The common misconception about cremation is that it is not possible to have a visitation, wake or more formal services. Visitations are not only allowed before a cremation; they are a popular and appropriate choice for many families.
What is a Wake or Visitation?
Many people believe they cannot have a wake or visitation if their loved one is being cremated. The reason for this is that a wake or visitation involves spending time with the body prior to the funeral service. A wake typically occurs in the presence of the casket, with the embalmed remains of their loved on inside. Visitations are sometimes a little bit different, in that they do not require the deceased to be present. These gatherings often take place the day before or even the day of funeral or memorial services.
The Most Common Misconception
The most common mistake that people make in regards to cremation and visitations is thinking someone planning for cremation cannot be embalmed. This is simply not true.
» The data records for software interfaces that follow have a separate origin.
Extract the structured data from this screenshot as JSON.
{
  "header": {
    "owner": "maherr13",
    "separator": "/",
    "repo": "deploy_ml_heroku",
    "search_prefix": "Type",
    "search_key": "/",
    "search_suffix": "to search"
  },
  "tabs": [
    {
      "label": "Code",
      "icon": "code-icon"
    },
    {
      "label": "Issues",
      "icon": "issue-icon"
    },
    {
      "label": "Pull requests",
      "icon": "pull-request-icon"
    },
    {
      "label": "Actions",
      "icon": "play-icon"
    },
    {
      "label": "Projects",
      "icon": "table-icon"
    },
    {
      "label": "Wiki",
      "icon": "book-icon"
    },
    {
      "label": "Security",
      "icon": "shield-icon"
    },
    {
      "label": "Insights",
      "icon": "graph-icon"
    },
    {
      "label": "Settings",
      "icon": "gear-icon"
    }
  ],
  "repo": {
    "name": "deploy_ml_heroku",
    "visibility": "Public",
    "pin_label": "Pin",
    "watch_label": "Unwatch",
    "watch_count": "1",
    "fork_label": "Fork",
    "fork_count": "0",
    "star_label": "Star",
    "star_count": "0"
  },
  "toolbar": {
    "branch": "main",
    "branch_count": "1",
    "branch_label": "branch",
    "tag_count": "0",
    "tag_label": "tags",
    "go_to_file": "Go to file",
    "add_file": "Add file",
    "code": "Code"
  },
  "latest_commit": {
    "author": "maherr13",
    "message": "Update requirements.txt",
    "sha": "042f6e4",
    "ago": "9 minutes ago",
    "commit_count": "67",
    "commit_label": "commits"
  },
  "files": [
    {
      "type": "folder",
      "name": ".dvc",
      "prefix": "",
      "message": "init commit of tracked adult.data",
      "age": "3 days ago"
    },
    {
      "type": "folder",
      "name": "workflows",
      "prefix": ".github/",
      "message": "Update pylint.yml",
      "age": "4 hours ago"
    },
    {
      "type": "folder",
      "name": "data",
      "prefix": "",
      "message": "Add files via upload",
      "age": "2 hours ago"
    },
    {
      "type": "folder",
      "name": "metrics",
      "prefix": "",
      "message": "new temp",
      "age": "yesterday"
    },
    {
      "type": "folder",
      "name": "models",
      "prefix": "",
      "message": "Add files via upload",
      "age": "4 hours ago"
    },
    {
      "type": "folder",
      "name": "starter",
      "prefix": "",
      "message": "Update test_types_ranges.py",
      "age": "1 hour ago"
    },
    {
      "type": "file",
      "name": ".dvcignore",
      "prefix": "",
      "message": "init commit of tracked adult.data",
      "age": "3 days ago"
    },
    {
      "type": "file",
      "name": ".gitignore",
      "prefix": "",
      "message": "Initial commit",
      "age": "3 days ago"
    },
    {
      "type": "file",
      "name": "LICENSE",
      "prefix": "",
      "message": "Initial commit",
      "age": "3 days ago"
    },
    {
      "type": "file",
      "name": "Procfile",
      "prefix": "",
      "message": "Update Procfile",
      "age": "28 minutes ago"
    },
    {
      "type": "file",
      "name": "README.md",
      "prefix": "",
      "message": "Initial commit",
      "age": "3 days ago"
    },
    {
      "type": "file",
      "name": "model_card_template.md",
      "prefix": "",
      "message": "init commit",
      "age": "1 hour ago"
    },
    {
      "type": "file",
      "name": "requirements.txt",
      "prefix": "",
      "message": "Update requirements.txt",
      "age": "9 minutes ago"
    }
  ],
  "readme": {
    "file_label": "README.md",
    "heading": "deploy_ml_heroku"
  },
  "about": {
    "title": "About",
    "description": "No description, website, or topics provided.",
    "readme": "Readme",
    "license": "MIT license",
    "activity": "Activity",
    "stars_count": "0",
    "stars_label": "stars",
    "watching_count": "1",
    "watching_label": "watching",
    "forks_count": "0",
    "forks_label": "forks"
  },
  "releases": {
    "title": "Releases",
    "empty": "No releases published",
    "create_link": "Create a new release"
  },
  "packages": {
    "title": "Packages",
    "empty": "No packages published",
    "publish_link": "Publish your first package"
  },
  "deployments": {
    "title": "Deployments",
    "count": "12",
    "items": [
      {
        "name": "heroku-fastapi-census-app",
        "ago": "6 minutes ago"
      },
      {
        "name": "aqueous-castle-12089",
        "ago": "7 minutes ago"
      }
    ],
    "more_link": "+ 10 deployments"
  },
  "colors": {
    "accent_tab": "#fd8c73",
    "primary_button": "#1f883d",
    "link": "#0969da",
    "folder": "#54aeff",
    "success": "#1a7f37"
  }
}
Many people choose to be embalmed prior to cremation in order to allow for a viewing, wake or funeral service.
Some people also choose to have a visitation with the urn and ashes present instead of an open or closed casket. When it comes to funeral customs and traditions, almost everything can be personalized to meet the last wishes of the deceased and their family.
What about the Casket?
When it comes to the casket used in a wake or visitation, there are several options available. Most common is the use of a ceremonial “rental” casket. This casket is made of a hardwood shell, and the interior is actually a cremation container, but to everyone else, appears as a typical, hardwood casket. The interior is cremated with the deceased after visitation or services and only the hardwood shell is re-used. This is a more environmentally friendly and more economical option than the use of a cremation casket.
What happened after the visitation or services?
Following the visitation or funeral services, depending on family preferences, cremation will take place at our crematory. Those cremated remains can then be returned to family members, buried at a cemetery or placed in a columbarium. These final services can be done simply by a funeral director and cemetery staff, privately with family members or publicly where everyone would be invited to the cemetery. If inurnment or committal services are taking place in a cemetery setting, this is often the time where military rites would be rendered to our nation’s veterans.
If you have any questions about this , or would like to ask a question that hasn't been discussed, please feel free to contact us.